Note:  Do not rely on this information. It is very old.


Corm, a short, fleshy, underground stem, generally consisting of a single internode and enclosed in a few sheathing membranous leaves. It bears buds on its upper surface or laterally and adventitious roots below; but differs from a bulb, which it resembles externally, in being a solid stem, and not being mainly made up of fleshy leaf-scales. Corms occur in the snowdrop, Crocus, Gladiolus, and Arum among Monocotyledons, and in Cyclamen among Dicotyledons. In some Ariods corms reach an enormous size.

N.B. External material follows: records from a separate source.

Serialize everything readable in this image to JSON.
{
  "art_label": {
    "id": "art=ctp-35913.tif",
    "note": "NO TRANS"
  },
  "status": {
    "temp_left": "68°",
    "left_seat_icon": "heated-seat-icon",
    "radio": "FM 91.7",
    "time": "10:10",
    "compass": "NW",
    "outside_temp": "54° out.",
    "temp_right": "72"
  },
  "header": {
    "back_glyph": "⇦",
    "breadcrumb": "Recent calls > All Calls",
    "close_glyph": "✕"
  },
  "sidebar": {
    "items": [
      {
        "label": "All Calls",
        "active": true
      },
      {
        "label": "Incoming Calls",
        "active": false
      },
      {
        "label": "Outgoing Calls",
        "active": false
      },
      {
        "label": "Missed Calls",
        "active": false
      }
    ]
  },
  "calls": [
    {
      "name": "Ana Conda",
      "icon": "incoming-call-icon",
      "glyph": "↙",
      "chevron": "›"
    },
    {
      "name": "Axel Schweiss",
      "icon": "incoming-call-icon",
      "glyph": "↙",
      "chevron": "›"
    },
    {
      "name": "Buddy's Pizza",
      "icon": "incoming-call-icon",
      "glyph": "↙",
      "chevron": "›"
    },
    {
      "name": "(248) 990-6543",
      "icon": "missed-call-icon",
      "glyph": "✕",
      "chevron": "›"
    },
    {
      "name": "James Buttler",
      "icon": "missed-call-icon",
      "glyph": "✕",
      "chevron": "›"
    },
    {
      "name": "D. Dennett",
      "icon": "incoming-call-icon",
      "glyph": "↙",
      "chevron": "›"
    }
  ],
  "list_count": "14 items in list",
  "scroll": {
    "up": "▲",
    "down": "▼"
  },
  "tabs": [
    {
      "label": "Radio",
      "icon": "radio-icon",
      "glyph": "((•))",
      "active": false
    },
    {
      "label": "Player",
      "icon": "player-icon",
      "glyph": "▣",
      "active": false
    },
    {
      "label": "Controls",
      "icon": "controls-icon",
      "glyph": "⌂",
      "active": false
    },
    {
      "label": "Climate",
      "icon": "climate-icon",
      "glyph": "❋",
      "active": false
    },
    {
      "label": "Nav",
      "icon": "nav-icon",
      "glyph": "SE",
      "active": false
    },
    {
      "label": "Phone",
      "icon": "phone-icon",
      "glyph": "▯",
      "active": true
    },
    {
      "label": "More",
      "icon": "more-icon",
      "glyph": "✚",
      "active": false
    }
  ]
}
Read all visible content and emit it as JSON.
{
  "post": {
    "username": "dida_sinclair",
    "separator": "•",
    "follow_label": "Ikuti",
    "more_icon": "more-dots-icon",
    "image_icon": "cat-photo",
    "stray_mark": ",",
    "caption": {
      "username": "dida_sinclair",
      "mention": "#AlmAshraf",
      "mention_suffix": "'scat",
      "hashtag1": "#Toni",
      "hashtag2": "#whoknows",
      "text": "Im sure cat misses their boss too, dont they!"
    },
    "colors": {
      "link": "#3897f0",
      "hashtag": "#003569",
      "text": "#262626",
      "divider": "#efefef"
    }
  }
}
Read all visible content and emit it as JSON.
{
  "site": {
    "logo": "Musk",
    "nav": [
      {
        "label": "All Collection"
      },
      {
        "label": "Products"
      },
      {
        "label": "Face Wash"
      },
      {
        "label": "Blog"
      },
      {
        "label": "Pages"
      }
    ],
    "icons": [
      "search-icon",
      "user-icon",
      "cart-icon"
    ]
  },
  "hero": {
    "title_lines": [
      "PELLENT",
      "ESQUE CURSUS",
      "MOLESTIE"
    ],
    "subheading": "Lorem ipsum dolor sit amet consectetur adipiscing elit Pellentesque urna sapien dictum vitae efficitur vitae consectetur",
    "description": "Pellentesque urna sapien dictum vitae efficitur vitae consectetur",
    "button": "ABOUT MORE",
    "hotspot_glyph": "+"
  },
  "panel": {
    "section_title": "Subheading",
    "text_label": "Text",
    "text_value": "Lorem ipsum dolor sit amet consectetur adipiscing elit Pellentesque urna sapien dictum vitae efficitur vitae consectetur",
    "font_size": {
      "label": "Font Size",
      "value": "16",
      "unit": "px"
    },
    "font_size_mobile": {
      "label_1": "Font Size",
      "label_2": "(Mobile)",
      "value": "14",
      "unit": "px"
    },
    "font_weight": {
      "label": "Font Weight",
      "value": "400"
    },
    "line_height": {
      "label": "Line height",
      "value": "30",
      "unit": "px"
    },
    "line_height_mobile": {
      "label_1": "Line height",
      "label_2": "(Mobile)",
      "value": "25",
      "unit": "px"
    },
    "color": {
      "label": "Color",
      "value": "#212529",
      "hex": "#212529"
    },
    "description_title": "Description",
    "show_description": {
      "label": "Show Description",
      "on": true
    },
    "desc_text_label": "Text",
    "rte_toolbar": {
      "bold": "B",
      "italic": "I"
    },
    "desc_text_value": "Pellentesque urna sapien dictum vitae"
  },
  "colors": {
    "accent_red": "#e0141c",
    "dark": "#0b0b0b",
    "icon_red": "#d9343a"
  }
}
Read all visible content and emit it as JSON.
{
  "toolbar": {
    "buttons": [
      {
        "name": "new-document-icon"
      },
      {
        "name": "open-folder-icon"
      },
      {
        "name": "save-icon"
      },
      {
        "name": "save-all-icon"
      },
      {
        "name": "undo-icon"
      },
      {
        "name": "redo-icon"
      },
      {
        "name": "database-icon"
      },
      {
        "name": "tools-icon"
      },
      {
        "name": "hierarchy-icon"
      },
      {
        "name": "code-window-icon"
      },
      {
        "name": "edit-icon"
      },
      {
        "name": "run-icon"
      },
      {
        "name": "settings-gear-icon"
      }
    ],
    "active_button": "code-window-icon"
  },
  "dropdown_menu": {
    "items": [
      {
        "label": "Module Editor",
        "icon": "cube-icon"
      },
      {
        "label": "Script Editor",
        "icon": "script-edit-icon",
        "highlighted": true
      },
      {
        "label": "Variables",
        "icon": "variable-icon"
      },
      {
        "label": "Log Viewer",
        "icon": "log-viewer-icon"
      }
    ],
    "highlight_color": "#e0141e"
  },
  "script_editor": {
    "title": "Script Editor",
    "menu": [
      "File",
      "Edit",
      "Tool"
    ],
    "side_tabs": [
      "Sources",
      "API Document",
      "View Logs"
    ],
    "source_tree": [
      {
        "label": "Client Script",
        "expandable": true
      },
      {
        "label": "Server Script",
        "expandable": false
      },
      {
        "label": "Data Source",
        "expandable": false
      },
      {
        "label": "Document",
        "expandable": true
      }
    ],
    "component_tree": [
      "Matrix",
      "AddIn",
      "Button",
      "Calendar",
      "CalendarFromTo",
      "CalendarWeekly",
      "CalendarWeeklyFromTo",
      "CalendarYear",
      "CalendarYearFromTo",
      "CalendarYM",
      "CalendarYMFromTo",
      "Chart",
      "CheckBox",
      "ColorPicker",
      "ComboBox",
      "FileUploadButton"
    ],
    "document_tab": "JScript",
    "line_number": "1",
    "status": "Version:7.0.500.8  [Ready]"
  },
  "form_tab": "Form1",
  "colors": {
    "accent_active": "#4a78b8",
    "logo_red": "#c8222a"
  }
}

Such a rhizome (q.v.) as that of the onion-couch may well be considered as a chain of corms, and the corm of Arum, is sometimes termed a shortened rhizome.